Great Lakes Group Endorses Ballast Water Bills
A number of environmental organizations and some Great Lakes states want to use the Clean Water Act (CWA) and National Pollution Discharge Elimination Standard (NPDES) permit process to address ballast water introduction of exotics. Great Lakes Maritime Task Force opposes this approach, as reliance on the CWA and NPDES permits will delay, perhaps even preclude meaningful action.
John D. Baker, president of Great Lakes Maritime Task Force, said “These bills represent the best vehicle for prompt, meaningful ballast water legislation. Further delay will preclude passage this year, and perhaps even this (session of) Congress. That would be a tragedy of national consequence and leave all of us lamenting a lost opportunity.”
Deborah Nagle, Chief of the EPA’s Industrial Permits Branch, told attendees at a ballast water seminar in Washington in November that EPA regulations and statutes require the agency to consider the availability of technologies, conduct a cost-benefit analysis, and take into account other factors when setting a standard, a sharp contrast to the extraordinarily high standard set in the pending bills.
Ocean-going vessels have introduced a number of non-indigenous species to the Great Lakes and other U.S. waters. While systems are being developed to address the problem, lack of federal regulations and a clear standard applied across the board have forced vessel operators to wait until requirements have been finalized, otherwise they risk installing costly systems that could be deemed unacceptable in the future.

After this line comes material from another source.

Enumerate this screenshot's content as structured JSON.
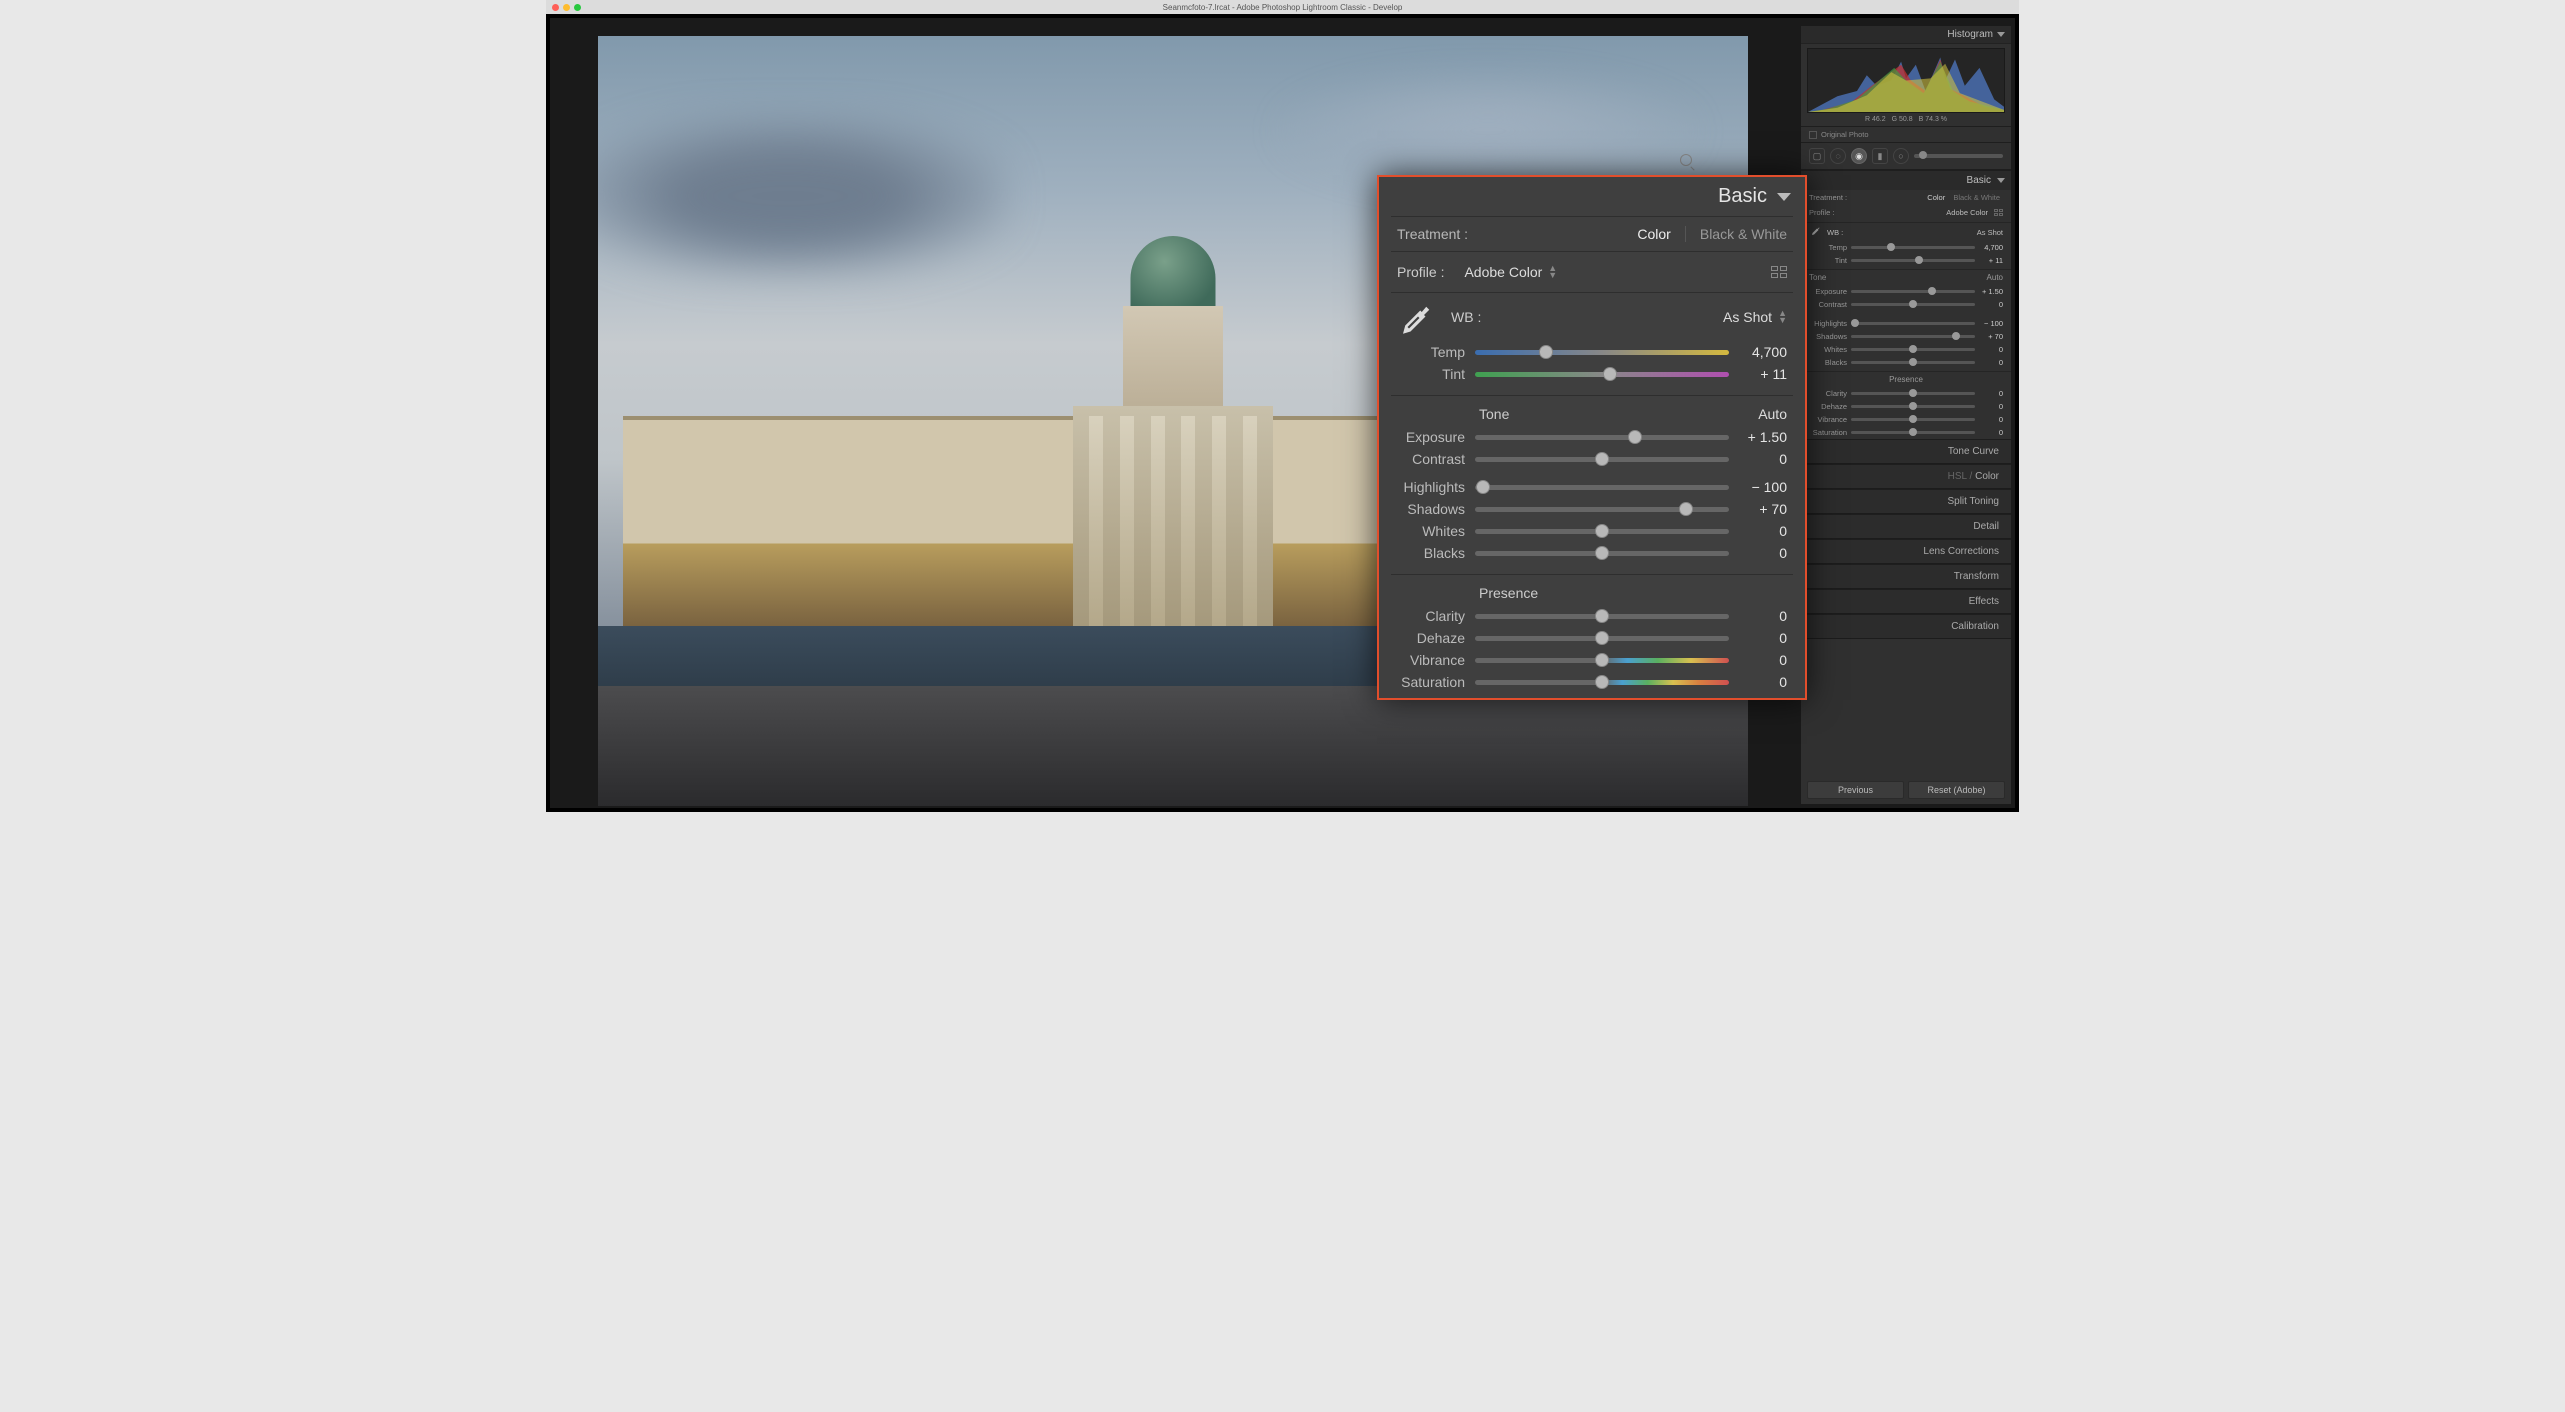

Both the House and Senate are considering legislation (H.R. 2830 and S. 1578) to regulate ballast water. They propose a standard 100 times more protective than that endorsed by the International Maritime Organization, an agency of the United Nations that oversees ocean shipping, and recognize the unique nature of Great Lakes shipping by requiring the U.S. Coast Guard to develop special regulations for vessels with No Ballast on Board, an issue particularly important on the Great Lakes.
Nagle’s comments substantiated the Task Force’s view. “We (the EPA) are obligated by our regulations and statute that when we establish technological standards... it is the best available technology that is economically achievable. There are two very key words there. ‘Available’ doesn’t mean somebody has prototyped this and it works. ‘Available’ means commercially available and feasible to put aboard ships.”
Nagle also cautioned that while a system may be available, it may not meet the EPA’s economically achievable standards.
“Based on our standards of what is economically achievable, (a system) may not rise to our ability to put that into the [NPDES] permit... These are all things we have to look at. I can tell you that what is in (senate bill) 1578 now is much more stringent than we could possibly put in a permit now... and may be even conceivable in the next five years.” She also noted that perhaps half of the states have statutes that incorporated the EPA’s regulatory exemption of “discharges incidental to normal operation of a vessel.”
Those states would require new legislation overturning their existing law before issuing NPDES permits.
Forty-six states and territories issue permits under the Clean Water Act. The Federal EPA only issues permits in five states.
Great Lakes Maritime Task Force was founded in Toledo, Ohio, in 1992 to promote domestic and international shipping on the Great lakes. With 73 members, it is the largest coalition to ever speak for the Great lakes shipping community and draws its membership from both labor and management representing U.S.-flag vessel operators, shipboard and longshore unions, port authorities, cargo shippers, terminal operators, shipyards and other Great lakes interests. Its goals include restoring adequate funding for dredging of Great Lakes deep-draft ports and waterways; protecting the nation’s maritime cabotage laws; maximizing the lakes overseas trade; and opposing exports and increased diversions of Great Lakes water.